My observation is that this article has not solved anything for anyone, including the woman who initiated it, though I pray that she and all who came forward find value in having raised their voices. In my experience, healing occurs in infinite ways, as wounding does. One's healing may even be another's wounding, as suggested by some of these stories. Some means are beyond our comprehension. Others are completely within our own power.
I agree that healing is what needs to happen now. Without discriminations, without claim to know who's right or wrong, may the divine ones remember us and bring peace to our hearts. Not just for Lozoff, but for anyone else who feels wounded and damaged by life's experiences.
Through grace and practice, all blessings.
Many, many photographers, known and unknown, all with their own vision, and all with their own reasons for doing so, have photographed, and are now photographing, in post-Katrina New Orleans.
Reading in the Independent and elsewhere about John Rosenthal's experience photographing in the Ninth Ward, one gets the impression that Rosenthal's images comprise the sole pictorial record, and that he is the area's lone "archivist" ("All the clocks stopped at 3:47," by Kate Dobbs Ariail, Aug. 27). It was "just me," he said in these pages; "As far as I could see, nobody else was doing it," he has stated elsewhere.
Rosenthal's fine photographs are unique because they're his own, of course. But the subject of the work is not unique: Rosenthal is one of a number of photographers to focus their attention on the Ninth Ward. The attention being paid to Rosenthal's New Orleans portfolio is well-deserved: He has long been a spokesman and a champion for photography.

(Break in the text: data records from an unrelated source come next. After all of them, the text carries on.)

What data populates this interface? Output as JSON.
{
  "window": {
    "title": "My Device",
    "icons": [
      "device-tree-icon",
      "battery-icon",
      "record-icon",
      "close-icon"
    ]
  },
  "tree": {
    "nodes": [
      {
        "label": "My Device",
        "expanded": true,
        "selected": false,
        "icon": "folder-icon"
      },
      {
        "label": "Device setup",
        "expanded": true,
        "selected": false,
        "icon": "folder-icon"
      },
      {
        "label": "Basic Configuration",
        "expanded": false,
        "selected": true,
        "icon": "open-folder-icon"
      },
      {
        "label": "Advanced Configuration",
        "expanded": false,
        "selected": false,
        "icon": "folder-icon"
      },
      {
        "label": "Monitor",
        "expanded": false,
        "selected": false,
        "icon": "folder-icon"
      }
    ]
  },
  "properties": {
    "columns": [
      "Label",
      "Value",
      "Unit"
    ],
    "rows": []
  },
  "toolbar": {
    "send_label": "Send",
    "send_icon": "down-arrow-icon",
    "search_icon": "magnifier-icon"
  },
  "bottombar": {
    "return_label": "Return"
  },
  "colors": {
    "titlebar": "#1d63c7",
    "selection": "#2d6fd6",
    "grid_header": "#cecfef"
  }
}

Neglecting to recognize the sincere work of other photographers is surely an oversight on his part.
I was stunned and appalled to read that Duke University is planning a holocaust against the deer in Duke Forest ("Deer hunters to take over Duke Forest this fall," Indy Triangulator blog, Sept. 5). It doesn't seem possible that one of the most respected institutions of higher learning in this country is advocating 19th-century means of creating a balance of nature, advocating a plan that amounts to little more than shooting fish in a barrel.
What is admired as a pastoral refuge will be turned into a killing field. A landscape known for its tranquility and beauty will be blasted by gunfire and smeared with the blood of peaceful animals.
Surely with all the resources—pecuniary and intellectual—available, Duke can do better than this.